## [Instructions to follow]
Copy each entry below unchanged; the images do not go in the copy.

## [Data for analysis]
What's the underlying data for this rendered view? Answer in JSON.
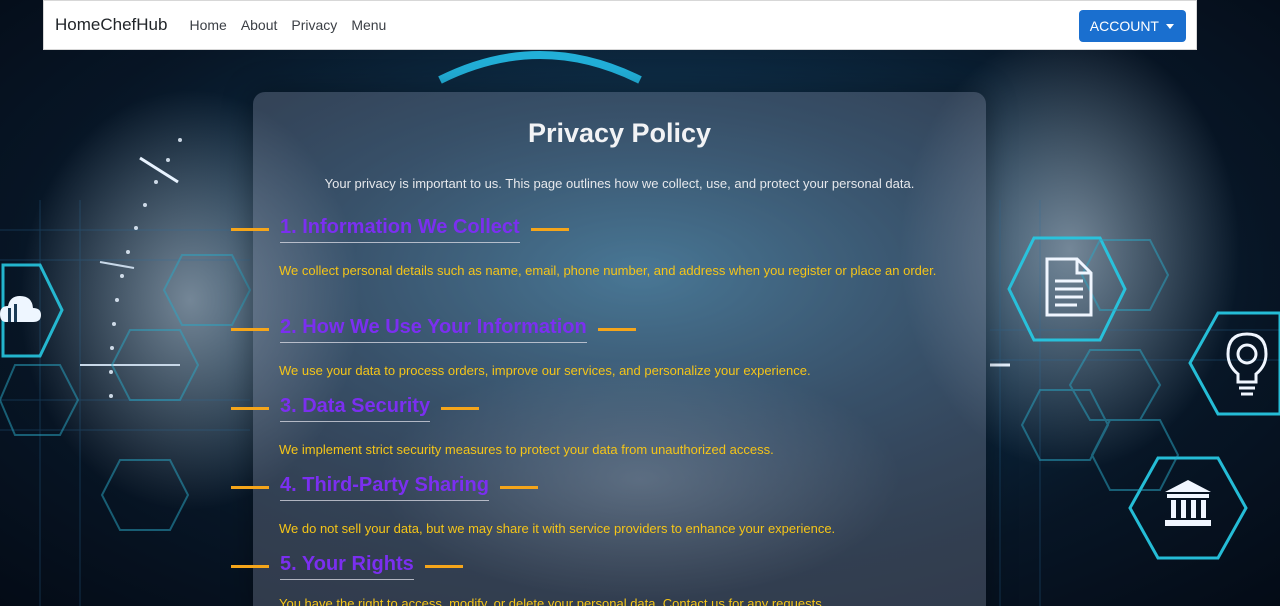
{
  "navbar": {
    "brand": "HomeChefHub",
    "links": [
      "Home",
      "About",
      "Privacy",
      "Menu"
    ],
    "account_label": "ACCOUNT"
  },
  "policy": {
    "title": "Privacy Policy",
    "intro": "Your privacy is important to us. This page outlines how we collect, use, and protect your personal data.",
    "sections": [
      {
        "heading": "1. Information We Collect",
        "body": "We collect personal details such as name, email, phone number, and address when you register or place an order."
      },
      {
        "heading": "2. How We Use Your Information",
        "body": "We use your data to process orders, improve our services, and personalize your experience."
      },
      {
        "heading": "3. Data Security",
        "body": "We implement strict security measures to protect your data from unauthorized access."
      },
      {
        "heading": "4. Third-Party Sharing",
        "body": "We do not sell your data, but we may share it with service providers to enhance your experience."
      },
      {
        "heading": "5. Your Rights",
        "body": "You have the right to access, modify, or delete your personal data. Contact us for any requests."
      }
    ]
  },
  "colors": {
    "accent": "#1a6fcf",
    "heading": "#7b2ff0",
    "body_text": "#f5c518",
    "dash": "#f5a51a",
    "hex_glow": "#27c6e0"
  },
  "icons": [
    "cloud-icon",
    "document-icon",
    "lightbulb-icon",
    "bank-icon"
  ]
}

## [Expected answer]
What's the underlying data for this rendered view? Answer in JSON.
{
  "navbar": {
    "brand": "HomeChefHub",
    "links": [
      "Home",
      "About",
      "Privacy",
      "Menu"
    ],
    "account_label": "ACCOUNT"
  },
  "policy": {
    "title": "Privacy Policy",
    "intro": "Your privacy is important to us. This page outlines how we collect, use, and protect your personal data.",
    "sections": [
      {
        "heading": "1. Information We Collect",
        "body": "We collect personal details such as name, email, phone number, and address when you register or place an order."
      },
      {
        "heading": "2. How We Use Your Information",
        "body": "We use your data to process orders, improve our services, and personalize your experience."
      },
      {
        "heading": "3. Data Security",
        "body": "We implement strict security measures to protect your data from unauthorized access."
      },
      {
        "heading": "4. Third-Party Sharing",
        "body": "We do not sell your data, but we may share it with service providers to enhance your experience."
      },
      {
        "heading": "5. Your Rights",
        "body": "You have the right to access, modify, or delete your personal data. Contact us for any requests."
      }
    ]
  },
  "colors": {
    "accent": "#1a6fcf",
    "heading": "#7b2ff0",
    "body_text": "#f5c518",
    "dash": "#f5a51a",
    "hex_glow": "#27c6e0"
  },
  "icons": [
    "cloud-icon",
    "document-icon",
    "lightbulb-icon",
    "bank-icon"
  ]
}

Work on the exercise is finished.